Here’s the latest Affordable Care Act surprise: This fall, the Obama administration counted people who’d signed up only for dental plans as full ACA participants, which inflated a key enrollment number.
Cue Democratic face palms. For defenders of the ACA, aka “Obamacare,” this is a stupid mistake in regard to a purely arbitrary goal that could undermine the health-care program’s credibility with voters.
“This is such a dumb, unforced error by the administration,” tweeted Ezra Klein of Vox on Thursday.
Obamacare critics see it as something worse. They call this slip-up an effort to inflate the numbers to meet a goal that they were having a hard time meeting, as opposed to an honest inaccuracy. If the Obama administration had been honest and credible with us in the past we might accept that accident explanation. That, however, has not been the case and it is worth nothing that none of the numbers have ever been revised up, only down.
The Obama administration said it recently overstated how many people had paid-up health coverage through the Affordable Care Act’s insurance exchanges because of the incorrect inclusion of dental coverage sign-ups, marking an embarrassing disclosure as the health-care markets open for their second year of operation. The problem is they didn’t acknowledge it until they were caught.
While Burwell said the mixup was a mistake, the Republican party has dubbed it another case of “Obamacare obfuscation.”

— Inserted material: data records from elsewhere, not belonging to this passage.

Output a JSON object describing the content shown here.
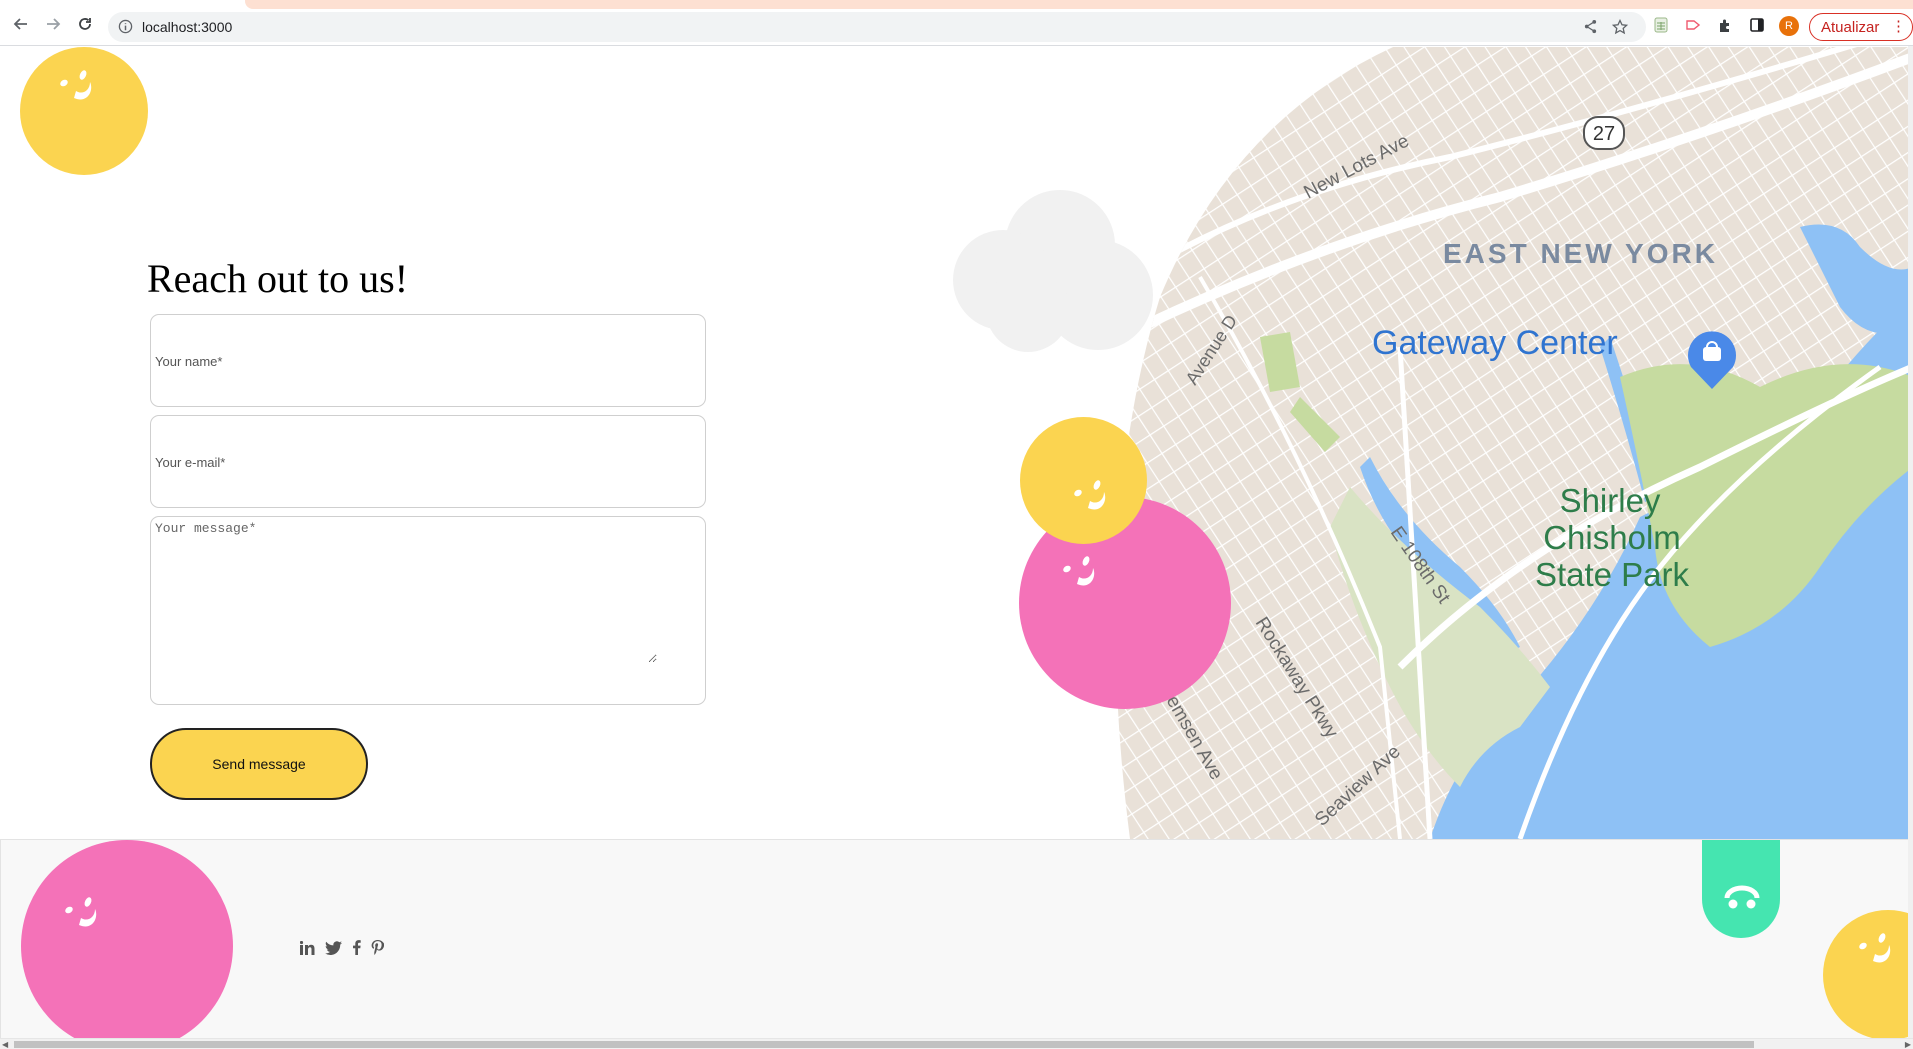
{
  "browser": {
    "url": "localhost:3000",
    "update_button": "Atualizar",
    "avatar_initial": "R",
    "menu_glyph": "⋮"
  },
  "page": {
    "heading": "Reach out to us!",
    "form": {
      "name_placeholder": "Your name*",
      "email_placeholder": "Your e-mail*",
      "message_placeholder": "Your message*",
      "submit_label": "Send message"
    }
  },
  "map": {
    "labels": {
      "highway": "27",
      "new_lots": "New Lots Ave",
      "east_new_york": "EAST NEW YORK",
      "gateway": "Gateway Center",
      "avenue_d": "Avenue D",
      "e108": "E 108th St",
      "shirley1": "Shirley",
      "shirley2": "Chisholm",
      "shirley3": "State Park",
      "rockaway": "Rockaway Pkwy",
      "remsen": "emsen Ave",
      "seaview": "Seaview Ave"
    }
  },
  "footer": {
    "social": [
      "linkedin-icon",
      "twitter-icon",
      "facebook-icon",
      "pinterest-icon"
    ]
  },
  "colors": {
    "yellow": "#fbd450",
    "pink": "#f472b8",
    "green": "#45e5b0",
    "cloud": "#f1f1f1",
    "map_land": "#eae2da",
    "map_water": "#8ec1f5",
    "map_park": "#c6dba0",
    "map_label_blue": "#2f74d0",
    "map_label_green": "#2e7d4a"
  }
}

After saying the mistake was ‘unintentional’ the HHS Secretary said: “This mistake was unacceptable,” Burwell said. “I will be communicating that clearly throughout the department. While we understand some will be skeptical, our clarity that this is [a] mistake and the fact that we have quickly corrected the numbers should give people confidence.
After playing defense for the past week, Sylvia Burwell probably needs a much anticipated Thanksgiving break.
WASHINGTON (AP) — The Obama administration acknowledged Thursday it has been over-reporting the number of people signed up under the health care law, a discrepancy that congressional Republicans seeking to repeal the program say they uncovered.
Health and Human Services Secretary Sylvia M. Burwell called the latest lapse “unacceptable.”
“The mistake we made is unacceptable,” Burwell said on Twitter. “I will be communicating that clearly throughout the (department.)”
Administration spokesman Aaron Albright said that the overcount involved about 400,000 people.
Those consumers have separate dental coverage in addition to a medical plan, and were double-counted by mistake, said Albright. They had purchased both the medical and dental plans through HealthCare.gov and state insurance markets created under the law.
That means the correct number of people enrolled for medical coverage as of Oct. 15 is about 6.7 million, not the 7.1 million that Burwell has been citing.